any monatomic ideal gas is just going to be three halves, Capital NK, Boltzmann's constant, N is the total number of molecules. Or you could have rewrote
this as little n R Delta T. The T's would still have cancelled and you would have got
three halves, little n, the number of moles,
times R, the gas constant. So the heat capacity at
constant volume for any monatomic ideal gas is
just three halves nR, and if you wanted the molar heat capacity remember that's just divide
by an extra mole here so everything gets divided
by moles everywhere divided by moles, that
just cancels this out, and the molar heat
capacity at constant volume is just three halves R. So that's heat capacity
at constant volume, what about heat capacity

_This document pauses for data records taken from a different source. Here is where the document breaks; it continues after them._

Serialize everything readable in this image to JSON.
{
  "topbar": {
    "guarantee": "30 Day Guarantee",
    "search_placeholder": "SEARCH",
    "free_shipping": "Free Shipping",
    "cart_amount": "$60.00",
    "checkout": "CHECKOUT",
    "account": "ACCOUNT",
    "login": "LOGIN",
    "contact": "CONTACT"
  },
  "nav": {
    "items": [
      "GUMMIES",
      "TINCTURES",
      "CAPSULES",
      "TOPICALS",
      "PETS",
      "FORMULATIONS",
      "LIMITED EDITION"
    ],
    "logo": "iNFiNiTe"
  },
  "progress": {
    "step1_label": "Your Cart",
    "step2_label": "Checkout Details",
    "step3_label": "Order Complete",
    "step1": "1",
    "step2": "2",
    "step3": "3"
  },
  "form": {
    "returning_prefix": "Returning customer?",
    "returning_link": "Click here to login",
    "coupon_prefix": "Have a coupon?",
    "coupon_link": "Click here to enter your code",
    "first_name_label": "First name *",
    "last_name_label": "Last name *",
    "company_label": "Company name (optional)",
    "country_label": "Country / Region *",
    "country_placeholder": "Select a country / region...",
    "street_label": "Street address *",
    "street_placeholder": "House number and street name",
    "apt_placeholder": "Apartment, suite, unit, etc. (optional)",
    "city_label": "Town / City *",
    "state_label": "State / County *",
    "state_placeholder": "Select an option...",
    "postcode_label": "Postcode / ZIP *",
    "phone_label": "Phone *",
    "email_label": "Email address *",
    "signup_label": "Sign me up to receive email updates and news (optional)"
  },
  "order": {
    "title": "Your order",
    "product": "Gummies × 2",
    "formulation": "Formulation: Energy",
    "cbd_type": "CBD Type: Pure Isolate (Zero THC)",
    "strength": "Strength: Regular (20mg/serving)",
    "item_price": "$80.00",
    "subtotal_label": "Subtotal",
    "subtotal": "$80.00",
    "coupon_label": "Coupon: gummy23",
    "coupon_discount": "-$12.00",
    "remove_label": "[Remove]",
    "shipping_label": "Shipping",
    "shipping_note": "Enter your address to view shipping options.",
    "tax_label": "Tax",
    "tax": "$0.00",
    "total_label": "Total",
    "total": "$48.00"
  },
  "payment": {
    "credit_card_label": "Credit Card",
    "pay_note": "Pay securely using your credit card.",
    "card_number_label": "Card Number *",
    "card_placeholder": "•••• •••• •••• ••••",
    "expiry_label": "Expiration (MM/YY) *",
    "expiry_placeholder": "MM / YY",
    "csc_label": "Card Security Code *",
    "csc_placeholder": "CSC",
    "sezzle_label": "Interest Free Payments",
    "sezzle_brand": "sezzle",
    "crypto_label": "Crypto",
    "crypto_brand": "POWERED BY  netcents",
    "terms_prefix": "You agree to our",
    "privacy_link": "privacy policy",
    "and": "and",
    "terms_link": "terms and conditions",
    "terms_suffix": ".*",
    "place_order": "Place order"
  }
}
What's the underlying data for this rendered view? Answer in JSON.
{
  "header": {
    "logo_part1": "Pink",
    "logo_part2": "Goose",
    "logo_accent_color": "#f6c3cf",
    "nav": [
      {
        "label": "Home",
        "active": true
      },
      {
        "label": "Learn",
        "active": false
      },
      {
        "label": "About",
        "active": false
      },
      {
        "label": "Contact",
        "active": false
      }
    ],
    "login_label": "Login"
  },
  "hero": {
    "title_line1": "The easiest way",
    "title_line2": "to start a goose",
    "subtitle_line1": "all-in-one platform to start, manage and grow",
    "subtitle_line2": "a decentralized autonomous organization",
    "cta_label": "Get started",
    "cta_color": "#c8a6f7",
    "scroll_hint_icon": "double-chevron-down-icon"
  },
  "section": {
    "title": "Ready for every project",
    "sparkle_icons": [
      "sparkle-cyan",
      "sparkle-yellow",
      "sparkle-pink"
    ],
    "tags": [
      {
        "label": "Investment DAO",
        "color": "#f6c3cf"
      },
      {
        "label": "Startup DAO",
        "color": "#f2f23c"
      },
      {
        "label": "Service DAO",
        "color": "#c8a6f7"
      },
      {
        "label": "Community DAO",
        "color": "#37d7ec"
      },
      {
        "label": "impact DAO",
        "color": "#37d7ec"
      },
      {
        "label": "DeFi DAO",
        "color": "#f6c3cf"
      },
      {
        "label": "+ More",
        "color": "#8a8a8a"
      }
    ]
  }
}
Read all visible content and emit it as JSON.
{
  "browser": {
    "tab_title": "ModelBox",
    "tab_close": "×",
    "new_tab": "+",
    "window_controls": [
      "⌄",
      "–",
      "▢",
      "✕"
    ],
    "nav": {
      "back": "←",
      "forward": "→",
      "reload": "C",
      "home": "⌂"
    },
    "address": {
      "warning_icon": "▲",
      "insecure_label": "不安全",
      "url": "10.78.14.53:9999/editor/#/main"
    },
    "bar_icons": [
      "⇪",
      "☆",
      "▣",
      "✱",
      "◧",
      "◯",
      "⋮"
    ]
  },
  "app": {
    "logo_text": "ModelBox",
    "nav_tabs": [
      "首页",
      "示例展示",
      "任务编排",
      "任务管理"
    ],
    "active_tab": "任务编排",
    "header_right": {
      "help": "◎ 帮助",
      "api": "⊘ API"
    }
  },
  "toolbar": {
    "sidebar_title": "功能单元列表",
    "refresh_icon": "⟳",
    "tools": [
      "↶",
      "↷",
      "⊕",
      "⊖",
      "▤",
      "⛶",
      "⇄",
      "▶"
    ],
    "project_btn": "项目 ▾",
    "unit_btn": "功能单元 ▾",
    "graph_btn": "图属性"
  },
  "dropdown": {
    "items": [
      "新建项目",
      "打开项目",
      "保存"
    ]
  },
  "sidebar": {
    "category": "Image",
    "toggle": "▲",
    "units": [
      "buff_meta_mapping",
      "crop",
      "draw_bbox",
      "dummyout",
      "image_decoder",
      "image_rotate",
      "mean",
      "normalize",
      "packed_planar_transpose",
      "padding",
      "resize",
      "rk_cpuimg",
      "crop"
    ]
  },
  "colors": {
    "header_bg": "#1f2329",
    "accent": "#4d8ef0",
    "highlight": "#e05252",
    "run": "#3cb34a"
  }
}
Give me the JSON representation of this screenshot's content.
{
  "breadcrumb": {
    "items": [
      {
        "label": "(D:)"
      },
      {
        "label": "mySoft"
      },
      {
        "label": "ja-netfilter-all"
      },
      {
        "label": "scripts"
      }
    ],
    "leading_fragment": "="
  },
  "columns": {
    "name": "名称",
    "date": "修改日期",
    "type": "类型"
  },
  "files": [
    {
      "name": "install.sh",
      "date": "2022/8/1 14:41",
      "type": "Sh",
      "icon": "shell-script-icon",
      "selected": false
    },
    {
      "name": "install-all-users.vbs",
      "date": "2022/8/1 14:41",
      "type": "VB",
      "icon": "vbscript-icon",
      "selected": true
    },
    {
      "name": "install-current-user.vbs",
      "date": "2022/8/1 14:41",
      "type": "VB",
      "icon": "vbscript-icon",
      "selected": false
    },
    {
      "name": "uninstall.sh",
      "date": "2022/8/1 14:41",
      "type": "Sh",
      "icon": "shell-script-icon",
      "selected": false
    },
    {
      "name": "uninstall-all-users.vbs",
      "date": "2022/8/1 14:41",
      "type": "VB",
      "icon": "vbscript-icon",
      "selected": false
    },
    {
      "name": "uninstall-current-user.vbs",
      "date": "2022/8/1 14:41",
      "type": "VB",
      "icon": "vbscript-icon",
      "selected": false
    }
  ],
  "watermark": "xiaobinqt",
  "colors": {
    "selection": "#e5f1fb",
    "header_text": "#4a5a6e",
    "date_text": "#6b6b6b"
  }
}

at constant pressure? Now we're going to look at this side. Again, we're going to
allow this gas to have heat enter the cylinder, but
we're going to allow this piston to move up while
it does that so that the pressure inside of
here remains constant and this is going to be the heat capacity at constant pressure. Well, again, we're going to get that it's Q over Delta T, and just
like the first law said, Q has to equal Delta U minus W. So we get Delta U minus W, the work done, over Delta T, this time W is not zero. What's W going to be? Remember W is P times Delta V. So this is a way we can find
the work done by the gas, P times Delta V, so this is going to equal Delta U, we know what that is. If this is again, a monatomic ideal gas, this is going to equal
three halves nR Delta T plus this is P times Delta V, but we have to be careful, in this formula this work is referring to work done on the gas, but in this case, work
is being done by the gas, so I need another negative. Technically the work done on
the gas would be a negative amount of this since energy
is leaving the system. So that negative cancels this negative and I get plus P times Delta V, all of that over Delta T, phew. So what do we get? Three halves nR Delta T plus I want to rewrite P times Delta V, but I know how to do that. The Ideal Gas Law says PV equals nRT, well if that's true, then P times Delta V is going to equal nR Delta T. So can rewrite this as nR
Delta T divided by Delta T, almost there, all of
the Delta T's go away. Look what I'm left with. I'm left with C. Heat capacity at constant
pressure is going to be equal to three halves nR plus nR, that's just five halves nR, and if I wanted the
molar heat capacity again I could divide everything,
everything around here by little n, and that would just give me the molar heat capacity constant pressure would be five halves R. And notice they're almost the same. The heat capacity at constant
volume is three halves nR, and the heat capacity at constant pressure is five halves nR. They just differ by nR. So the difference
between the heat capacity at constant volume which
is three halves nR, and the heat capacity at constant pressure which is five halves nR, is just Cp minus Cv which is nR, just nR, and if you wanted
to take the difference between the molar heat
capacities at constant volume and pressure, it would just be R. The difference would just be R because everything
would get divided by the number of moles. So there's a relationship,
an important relationship. It tells you the difference between the heat capacity at constant pressure and the heat capacity at constant volume.